*** Provided entries ***

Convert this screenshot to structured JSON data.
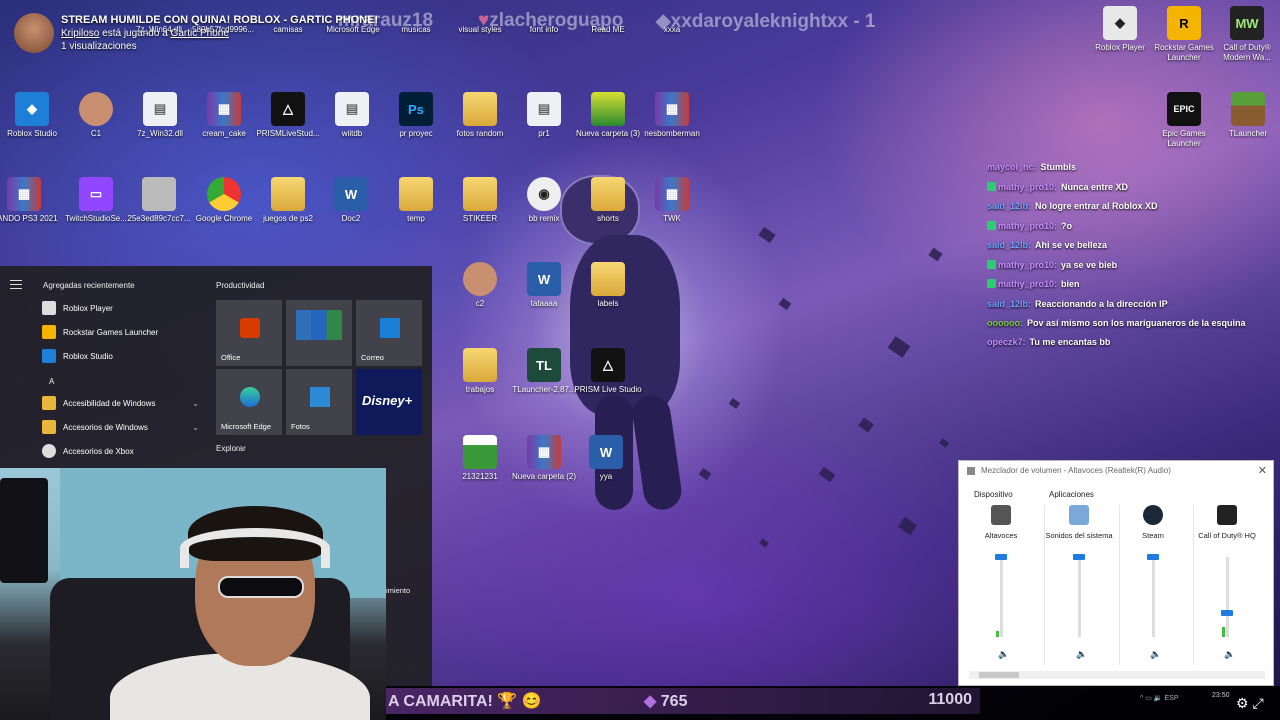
{
  "stream": {
    "title": "STREAM HUMILDE CON QUINA! ROBLOX - GARTIC PHONE!",
    "channel": "Kripiloso",
    "playing_mid": "está jugando a",
    "game": "Gartic Phone",
    "views": "1 visualizaciones",
    "ticker": [
      "mrarauz18",
      "zlacheroguapo",
      "xxdaroyaleknightxx - 1"
    ]
  },
  "desktop_icons": [
    {
      "label": "7z_Win64.dll",
      "kind": "doc"
    },
    {
      "label": "580b57fcd9996...",
      "kind": "doc"
    },
    {
      "label": "camisas",
      "kind": "folder"
    },
    {
      "label": "Microsoft Edge",
      "kind": "edge"
    },
    {
      "label": "musicas",
      "kind": "folder"
    },
    {
      "label": "visual styles",
      "kind": "folder"
    },
    {
      "label": "font info",
      "kind": "doc"
    },
    {
      "label": "Read ME",
      "kind": "doc"
    },
    {
      "label": "xxxa",
      "kind": "folder"
    },
    {
      "label": "Roblox Player",
      "kind": "roblox"
    },
    {
      "label": "Rockstar Games Launcher",
      "kind": "rockstar"
    },
    {
      "label": "Call of Duty® Modern Wa...",
      "kind": "cod"
    },
    {
      "label": "Roblox Studio",
      "kind": "roblox"
    },
    {
      "label": "C1",
      "kind": "photo"
    },
    {
      "label": "7z_Win32.dll",
      "kind": "doc"
    },
    {
      "label": "cream_cake",
      "kind": "winrar"
    },
    {
      "label": "PRISMLiveStud...",
      "kind": "prism"
    },
    {
      "label": "wiitdb",
      "kind": "doc"
    },
    {
      "label": "pr proyec",
      "kind": "ps"
    },
    {
      "label": "fotos random",
      "kind": "folder"
    },
    {
      "label": "pr1",
      "kind": "doc"
    },
    {
      "label": "Nueva carpeta (3)",
      "kind": "folder"
    },
    {
      "label": "nesbomberman",
      "kind": "winrar"
    },
    {
      "label": "Epic Games Launcher",
      "kind": "epic"
    },
    {
      "label": "TLauncher",
      "kind": "tlauncher"
    },
    {
      "label": "MANDO PS3 2021",
      "kind": "winrar"
    },
    {
      "label": "TwitchStudioSe...",
      "kind": "twitch"
    },
    {
      "label": "25e3ed89c7cc7...",
      "kind": "doc"
    },
    {
      "label": "Google Chrome",
      "kind": "chrome"
    },
    {
      "label": "juegos de ps2",
      "kind": "folder"
    },
    {
      "label": "Doc2",
      "kind": "word"
    },
    {
      "label": "temp",
      "kind": "folder"
    },
    {
      "label": "STIKEER",
      "kind": "folder"
    },
    {
      "label": "bb remix",
      "kind": "doc"
    },
    {
      "label": "shorts",
      "kind": "folder"
    },
    {
      "label": "TWK",
      "kind": "winrar"
    },
    {
      "label": "c2",
      "kind": "photo"
    },
    {
      "label": "tataaaa",
      "kind": "word"
    },
    {
      "label": "labels",
      "kind": "folder"
    },
    {
      "label": "trabajos",
      "kind": "folder"
    },
    {
      "label": "TLauncher-2.87...",
      "kind": "tlauncher"
    },
    {
      "label": "PRISM Live Studio",
      "kind": "prism"
    },
    {
      "label": "21321231",
      "kind": "doc"
    },
    {
      "label": "Nueva carpeta (2)",
      "kind": "winrar"
    },
    {
      "label": "yya",
      "kind": "word"
    }
  ],
  "chat": [
    {
      "user": "maycol_nc:",
      "msg": "Stumbls",
      "color": "#c58cff",
      "badge": false
    },
    {
      "user": "mathy_pro10:",
      "msg": "Nunca entre XD",
      "color": "#c58cff",
      "badge": true
    },
    {
      "user": "said_12lb:",
      "msg": "No logre entrar al Roblox XD",
      "color": "#6ea0ff",
      "badge": false
    },
    {
      "user": "mathy_pro10:",
      "msg": "?o",
      "color": "#c58cff",
      "badge": true
    },
    {
      "user": "said_12lb:",
      "msg": "Ahi se ve belleza",
      "color": "#6ea0ff",
      "badge": false
    },
    {
      "user": "mathy_pro10:",
      "msg": "ya se ve bieb",
      "color": "#c58cff",
      "badge": true
    },
    {
      "user": "mathy_pro10:",
      "msg": "bien",
      "color": "#c58cff",
      "badge": true
    },
    {
      "user": "said_12lb:",
      "msg": "Reaccionando a la dirección IP",
      "color": "#6ea0ff",
      "badge": false
    },
    {
      "user": "oooooo:",
      "msg": "Pov así mismo son los mariguaneros de la esquina",
      "color": "#7ac943",
      "badge": false
    },
    {
      "user": "opeczk7:",
      "msg": "Tu me encantas bb",
      "color": "#c58cff",
      "badge": false
    }
  ],
  "start_menu": {
    "recent_header": "Agregadas recientemente",
    "recent": [
      "Roblox Player",
      "Rockstar Games Launcher",
      "Roblox Studio"
    ],
    "letter": "A",
    "apps": [
      {
        "label": "Accesibilidad de Windows",
        "chevron": "⌄"
      },
      {
        "label": "Accesorios de Windows",
        "chevron": "⌄"
      },
      {
        "label": "Accesorios de Xbox",
        "chevron": ""
      }
    ],
    "productivity_header": "Productividad",
    "tiles_row1": [
      "Office",
      "",
      "Correo"
    ],
    "tiles_row2": [
      "Microsoft Edge",
      "Fotos",
      "Disney+"
    ],
    "explore_header": "Explorar",
    "partial_label": "imiento"
  },
  "mixer": {
    "title": "Mezclador de volumen - Altavoces (Realtek(R) Audio)",
    "device_header": "Dispositivo",
    "apps_header": "Aplicaciones",
    "channels": [
      {
        "label": "Altavoces",
        "volume": 1.0,
        "level": 0.08
      },
      {
        "label": "Sonidos del sistema",
        "volume": 1.0,
        "level": 0
      },
      {
        "label": "Steam",
        "volume": 1.0,
        "level": 0
      },
      {
        "label": "Call of Duty® HQ",
        "volume": 0.3,
        "level": 0.12
      }
    ]
  },
  "overlay": {
    "goal_text": "A CAMARITA! 🏆 😊",
    "goal_current": "765",
    "goal_target": "11000"
  },
  "tray": {
    "lang": "ESP",
    "time": "23:50"
  },
  "colors": {
    "accent": "#1f7be0",
    "badge": "#2ecc71"
  }
}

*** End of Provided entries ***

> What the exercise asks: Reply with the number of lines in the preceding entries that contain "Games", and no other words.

> The completed task: 3